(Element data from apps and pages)
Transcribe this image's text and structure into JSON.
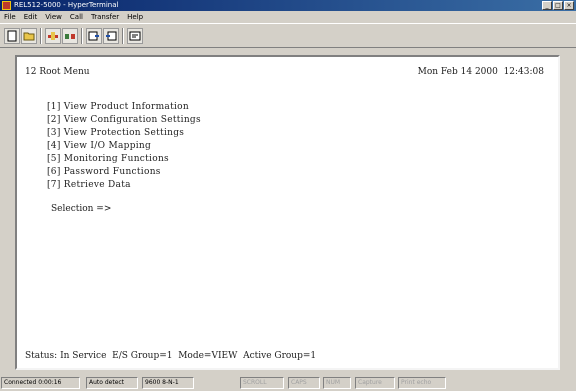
{
  "window": {
    "title": "REL512-5000 - HyperTerminal",
    "buttons": {
      "minimize": "_",
      "maximize": "□",
      "close": "×"
    }
  },
  "menubar": [
    "File",
    "Edit",
    "View",
    "Call",
    "Transfer",
    "Help"
  ],
  "toolbar": {
    "icons": [
      "new-connection-icon",
      "open-icon",
      "connect-icon",
      "disconnect-icon",
      "send-icon",
      "receive-icon",
      "properties-icon"
    ]
  },
  "terminal": {
    "header_left": "12 Root Menu",
    "header_right": "Mon Feb 14 2000  12:43:08",
    "menu_items": [
      "[1] View Product Information",
      "[2] View Configuration Settings",
      "[3] View Protection Settings",
      "[4] View I/O Mapping",
      "[5] Monitoring Functions",
      "[6] Password Functions",
      "[7] Retrieve Data"
    ],
    "prompt": "Selection =>",
    "status_line": "Status: In Service  E/S Group=1  Mode=VIEW  Active Group=1"
  },
  "statusbar": {
    "connected": "Connected 0:00:16",
    "detect": "Auto detect",
    "baud": "9600 8-N-1",
    "scroll": "SCROLL",
    "caps": "CAPS",
    "num": "NUM",
    "capture": "Capture",
    "print_echo": "Print echo"
  }
}
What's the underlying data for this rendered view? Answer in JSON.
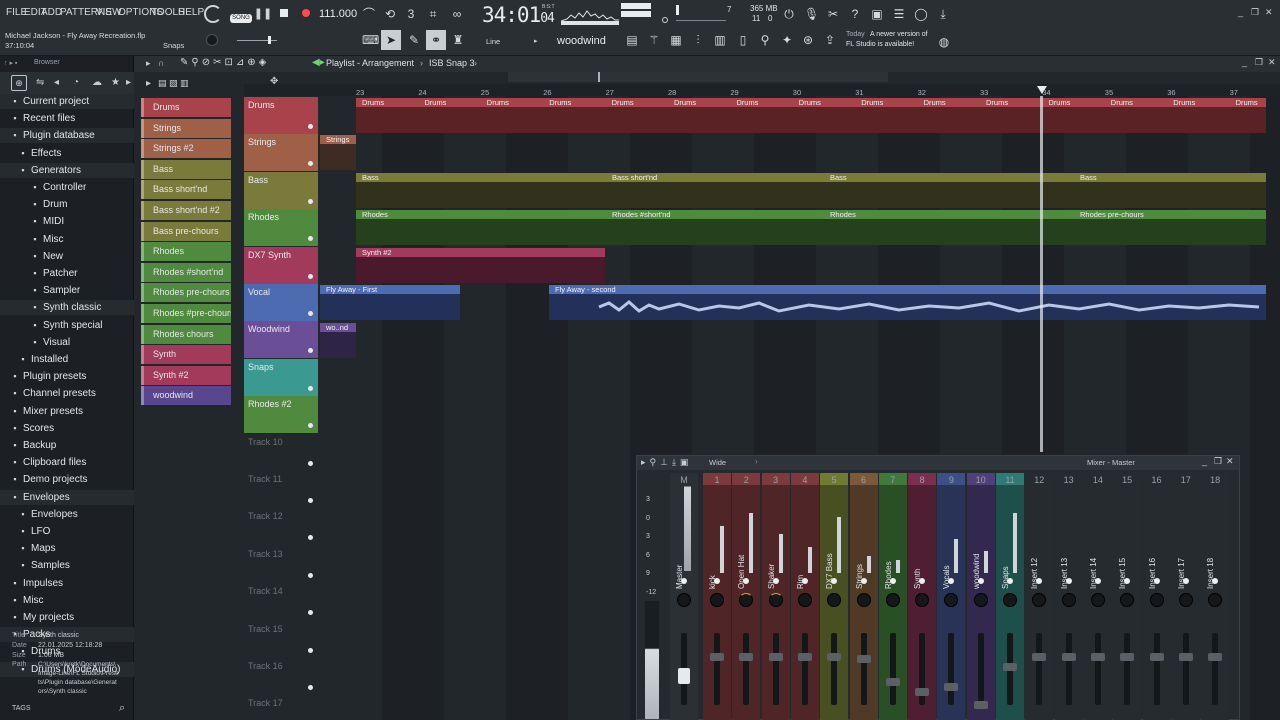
{
  "menu": [
    "FILE",
    "EDIT",
    "ADD",
    "PATTERNS",
    "VIEW",
    "OPTIONS",
    "TOOLS",
    "HELP"
  ],
  "transport": {
    "mode": "SONG",
    "tempo": "111.000",
    "time_main": "34:01",
    "time_sub": "04",
    "time_label": "B:S:T",
    "memory": "365 MB",
    "cpu": "11",
    "cpu_val": "0",
    "pattern_val": "7"
  },
  "project": {
    "title": "Michael Jackson - Fly Away Recreation.flp",
    "time": "37:10:04",
    "snap_label": "Snaps"
  },
  "toolbar": {
    "line_label": "Line",
    "instrument": "woodwind"
  },
  "notice": {
    "date": "Today",
    "message_line1": "A newer version of",
    "message_line2": "FL Studio is available!"
  },
  "browser": {
    "title": "Browser",
    "items": [
      {
        "label": "Current project",
        "icon": "project-icon"
      },
      {
        "label": "Recent files",
        "icon": "recent-icon"
      },
      {
        "label": "Plugin database",
        "icon": "plug-icon"
      },
      {
        "label": "Effects",
        "icon": "effects-icon"
      },
      {
        "label": "Generators",
        "icon": "generators-icon"
      },
      {
        "label": "Controller",
        "icon": "folder-icon"
      },
      {
        "label": "Drum",
        "icon": "folder-icon"
      },
      {
        "label": "MIDI",
        "icon": "folder-icon"
      },
      {
        "label": "Misc",
        "icon": "folder-icon"
      },
      {
        "label": "New",
        "icon": "folder-icon"
      },
      {
        "label": "Patcher",
        "icon": "folder-icon"
      },
      {
        "label": "Sampler",
        "icon": "folder-icon"
      },
      {
        "label": "Synth classic",
        "icon": "folder-icon"
      },
      {
        "label": "Synth special",
        "icon": "folder-icon"
      },
      {
        "label": "Visual",
        "icon": "folder-icon"
      },
      {
        "label": "Installed",
        "icon": "plug-icon"
      },
      {
        "label": "Plugin presets",
        "icon": "plug-icon"
      },
      {
        "label": "Channel presets",
        "icon": "channel-icon"
      },
      {
        "label": "Mixer presets",
        "icon": "mixer-icon"
      },
      {
        "label": "Scores",
        "icon": "note-icon"
      },
      {
        "label": "Backup",
        "icon": "folder-icon"
      },
      {
        "label": "Clipboard files",
        "icon": "folder-icon"
      },
      {
        "label": "Demo projects",
        "icon": "folder-icon"
      },
      {
        "label": "Envelopes",
        "icon": "folder-icon"
      },
      {
        "label": "Envelopes",
        "icon": "folder-icon"
      },
      {
        "label": "LFO",
        "icon": "folder-icon"
      },
      {
        "label": "Maps",
        "icon": "folder-icon"
      },
      {
        "label": "Samples",
        "icon": "folder-icon"
      },
      {
        "label": "Impulses",
        "icon": "folder-icon"
      },
      {
        "label": "Misc",
        "icon": "folder-icon"
      },
      {
        "label": "My projects",
        "icon": "folder-icon"
      },
      {
        "label": "Packs",
        "icon": "folder-icon"
      },
      {
        "label": "Drums",
        "icon": "folder-icon"
      },
      {
        "label": "Drums (ModeAudio)",
        "icon": "folder-icon"
      }
    ],
    "info": {
      "title_key": "Title",
      "title_val": "Synth classic",
      "date_key": "Date",
      "date_val": "22.01.2025 12:18:28",
      "size_key": "Size",
      "size_val": "1.06 MB",
      "path_key": "Path",
      "path_l1": "C:\\Users\\kretk\\Documents\\",
      "path_l2": "Image-Line\\FL Studio\\Prese",
      "path_l3": "ts\\Plugin database\\Generat",
      "path_l4": "ors\\Synth classic"
    },
    "tags": "TAGS"
  },
  "channels": [
    {
      "label": "Drums",
      "color": "#a8434c"
    },
    {
      "label": "Strings",
      "color": "#a06048"
    },
    {
      "label": "Strings #2",
      "color": "#a06048"
    },
    {
      "label": "Bass",
      "color": "#7a7a3a"
    },
    {
      "label": "Bass short'nd",
      "color": "#7a7a3a"
    },
    {
      "label": "Bass short'nd #2",
      "color": "#7a7a3a"
    },
    {
      "label": "Bass pre-chours",
      "color": "#7a7a3a"
    },
    {
      "label": "Rhodes",
      "color": "#4f8a3e"
    },
    {
      "label": "Rhodes #short'nd",
      "color": "#4f8a3e"
    },
    {
      "label": "Rhodes pre-chours",
      "color": "#4f8a3e"
    },
    {
      "label": "Rhodes #pre-chours",
      "color": "#4f8a3e"
    },
    {
      "label": "Rhodes chours",
      "color": "#4f8a3e"
    },
    {
      "label": "Synth",
      "color": "#a23a5c"
    },
    {
      "label": "Synth #2",
      "color": "#a23a5c"
    },
    {
      "label": "woodwind",
      "color": "#58468e"
    }
  ],
  "playlist": {
    "title": "Playlist - Arrangement",
    "pattern": "ISB Snap 3",
    "bars": [
      "23",
      "24",
      "25",
      "26",
      "27",
      "28",
      "29",
      "30",
      "31",
      "32",
      "33",
      "34",
      "35",
      "36",
      "37"
    ],
    "tracks": [
      {
        "label": "Drums",
        "color": "#a8434c"
      },
      {
        "label": "Strings",
        "color": "#a06048"
      },
      {
        "label": "Bass",
        "color": "#7a7a3a"
      },
      {
        "label": "Rhodes",
        "color": "#4f8a3e"
      },
      {
        "label": "DX7 Synth",
        "color": "#a23a5c"
      },
      {
        "label": "Vocal",
        "color": "#4d6bb0"
      },
      {
        "label": "Woodwind",
        "color": "#6a4f96"
      },
      {
        "label": "Snaps",
        "color": "#3a9a92"
      },
      {
        "label": "Rhodes #2",
        "color": "#4f8a3e"
      },
      {
        "label": "Track 10",
        "color": ""
      },
      {
        "label": "Track 11",
        "color": ""
      },
      {
        "label": "Track 12",
        "color": ""
      },
      {
        "label": "Track 13",
        "color": ""
      },
      {
        "label": "Track 14",
        "color": ""
      },
      {
        "label": "Track 15",
        "color": ""
      },
      {
        "label": "Track 16",
        "color": ""
      },
      {
        "label": "Track 17",
        "color": ""
      }
    ],
    "clips": {
      "drums": "Drums",
      "strings": "Strings",
      "bass": "Bass",
      "bass_short": "Bass short'nd",
      "rhodes": "Rhodes",
      "rhodes_short": "Rhodes #short'nd",
      "rhodes_pre": "Rhodes pre-chours",
      "synth2": "Synth #2",
      "vocal1": "Fly Away - First",
      "vocal2": "Fly Away - second",
      "woodwind": "wo..nd"
    }
  },
  "mixer": {
    "title": "Mixer - Master",
    "view": "Wide",
    "master_label": "Master",
    "master_num": "M",
    "scale": [
      "3",
      "0",
      "3",
      "6",
      "9",
      "-12"
    ],
    "channels": [
      {
        "num": "1",
        "label": "kick",
        "color": "#7a3a3e"
      },
      {
        "num": "2",
        "label": "Open Hat",
        "color": "#7a3a3e"
      },
      {
        "num": "3",
        "label": "Shaker",
        "color": "#7a3a3e"
      },
      {
        "num": "4",
        "label": "Rim",
        "color": "#7a3a3e"
      },
      {
        "num": "5",
        "label": "DX7 Bass",
        "color": "#6f7a33"
      },
      {
        "num": "6",
        "label": "Strings",
        "color": "#7a5a3a"
      },
      {
        "num": "7",
        "label": "Rhodes",
        "color": "#3f7a3a"
      },
      {
        "num": "8",
        "label": "Synth",
        "color": "#7a2f4e"
      },
      {
        "num": "9",
        "label": "Vocals",
        "color": "#3e4f86"
      },
      {
        "num": "10",
        "label": "woodwind",
        "color": "#4f3f7a"
      },
      {
        "num": "11",
        "label": "Snaps",
        "color": "#2f7a74"
      },
      {
        "num": "12",
        "label": "Insert 12",
        "color": ""
      },
      {
        "num": "13",
        "label": "Insert 13",
        "color": ""
      },
      {
        "num": "14",
        "label": "Insert 14",
        "color": ""
      },
      {
        "num": "15",
        "label": "Insert 15",
        "color": ""
      },
      {
        "num": "16",
        "label": "Insert 16",
        "color": ""
      },
      {
        "num": "17",
        "label": "Insert 17",
        "color": ""
      },
      {
        "num": "18",
        "label": "Insert 18",
        "color": ""
      }
    ]
  }
}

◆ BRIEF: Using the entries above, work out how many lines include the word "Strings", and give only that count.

◆ RESULT OF THIS TASK: 5